Holliday joined the Cardinals midway through the 2009 season via trade with the Oakland A’s. Since that date, his offensive production has seen a moderate bump.
|4/1/2008 - 7/23/2009||1023||36||.309||.397||.508||.399|
|7/24/2009 - Present||958||42||.326||.399||.557||.416|
Considering he spent his 2008 season in Colorado, the increase in his production after joining the Cards, however slight, is impressive. Yes, the first half of his 2009 season was played in Oakland, a ballpark not friendly to hitters. However, his 2008 and post-trade 2009 numbers are about equal (.417 to .416 wOBA respectively).
While Holliday has benefited from hitting behind Pujols, the latter can’t say the same.
|4/1/2008 - 7/23/2009||1052||71||.347||.459||.678||.482|
|7/24/2009 - Present||989||55||.318||.419||.595||.438|

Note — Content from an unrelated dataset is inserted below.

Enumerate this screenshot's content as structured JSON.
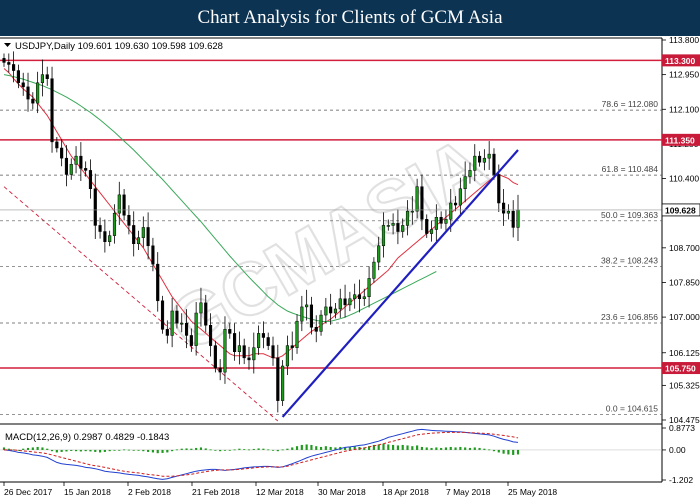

The drop is even more striking when you consider that Pujols posted a .727 SLG and .494 wOBA in 2009 before the trade, and a .580 SLG and .442 wOBA after it. Perhaps there is no correlation; Pujols’ numbers after the trade are outstanding for any hitter. But it is interesting how they seem to suggest he hasn’t gained any noticeable benefit from having Holliday hit behind him, at least not to this point.